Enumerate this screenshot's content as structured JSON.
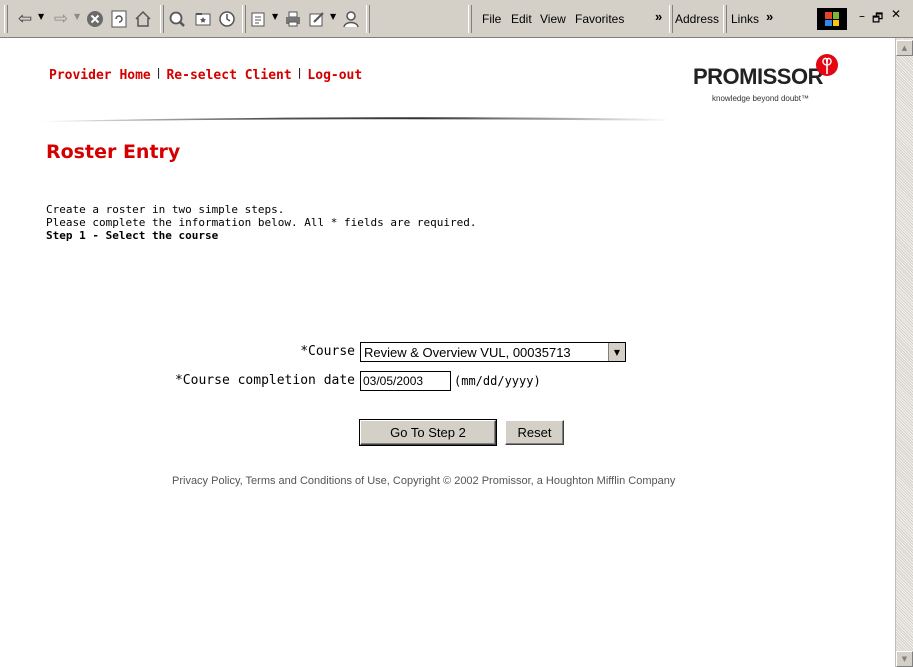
{
  "browser": {
    "menu": {
      "file": "File",
      "edit": "Edit",
      "view": "View",
      "favorites": "Favorites"
    },
    "address_label": "Address",
    "links_label": "Links",
    "more_glyph": "»"
  },
  "nav": {
    "provider_home": "Provider Home",
    "reselect_client": "Re-select Client",
    "logout": "Log-out",
    "separator": "|"
  },
  "logo": {
    "name": "PROMISSOR",
    "tagline": "knowledge beyond doubt™",
    "color": "#e30613"
  },
  "page": {
    "title": "Roster Entry",
    "intro_line1": "Create a roster in two simple steps.",
    "intro_line2": "Please complete the information below. All * fields are required.",
    "step": "Step 1 - Select the course"
  },
  "form": {
    "course_label": "*Course",
    "course_value": "Review & Overview VUL, 00035713",
    "date_label": "*Course completion date",
    "date_value": "03/05/2003",
    "date_format": "(mm/dd/yyyy)",
    "next_button": "Go To Step 2",
    "reset_button": "Reset"
  },
  "footer": {
    "text": "Privacy Policy, Terms and Conditions of Use,  Copyright © 2002 Promissor,  a Houghton Mifflin Company"
  },
  "colors": {
    "accent": "#d40000",
    "toolbar": "#d4d0c8"
  }
}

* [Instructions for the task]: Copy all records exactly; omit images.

* [Written solution]:
Enumerate this screenshot's content as structured JSON.
{
  "browser": {
    "menu": {
      "file": "File",
      "edit": "Edit",
      "view": "View",
      "favorites": "Favorites"
    },
    "address_label": "Address",
    "links_label": "Links",
    "more_glyph": "»"
  },
  "nav": {
    "provider_home": "Provider Home",
    "reselect_client": "Re-select Client",
    "logout": "Log-out",
    "separator": "|"
  },
  "logo": {
    "name": "PROMISSOR",
    "tagline": "knowledge beyond doubt™",
    "color": "#e30613"
  },
  "page": {
    "title": "Roster Entry",
    "intro_line1": "Create a roster in two simple steps.",
    "intro_line2": "Please complete the information below. All * fields are required.",
    "step": "Step 1 - Select the course"
  },
  "form": {
    "course_label": "*Course",
    "course_value": "Review & Overview VUL, 00035713",
    "date_label": "*Course completion date",
    "date_value": "03/05/2003",
    "date_format": "(mm/dd/yyyy)",
    "next_button": "Go To Step 2",
    "reset_button": "Reset"
  },
  "footer": {
    "text": "Privacy Policy, Terms and Conditions of Use,  Copyright © 2002 Promissor,  a Houghton Mifflin Company"
  },
  "colors": {
    "accent": "#d40000",
    "toolbar": "#d4d0c8"
  }
}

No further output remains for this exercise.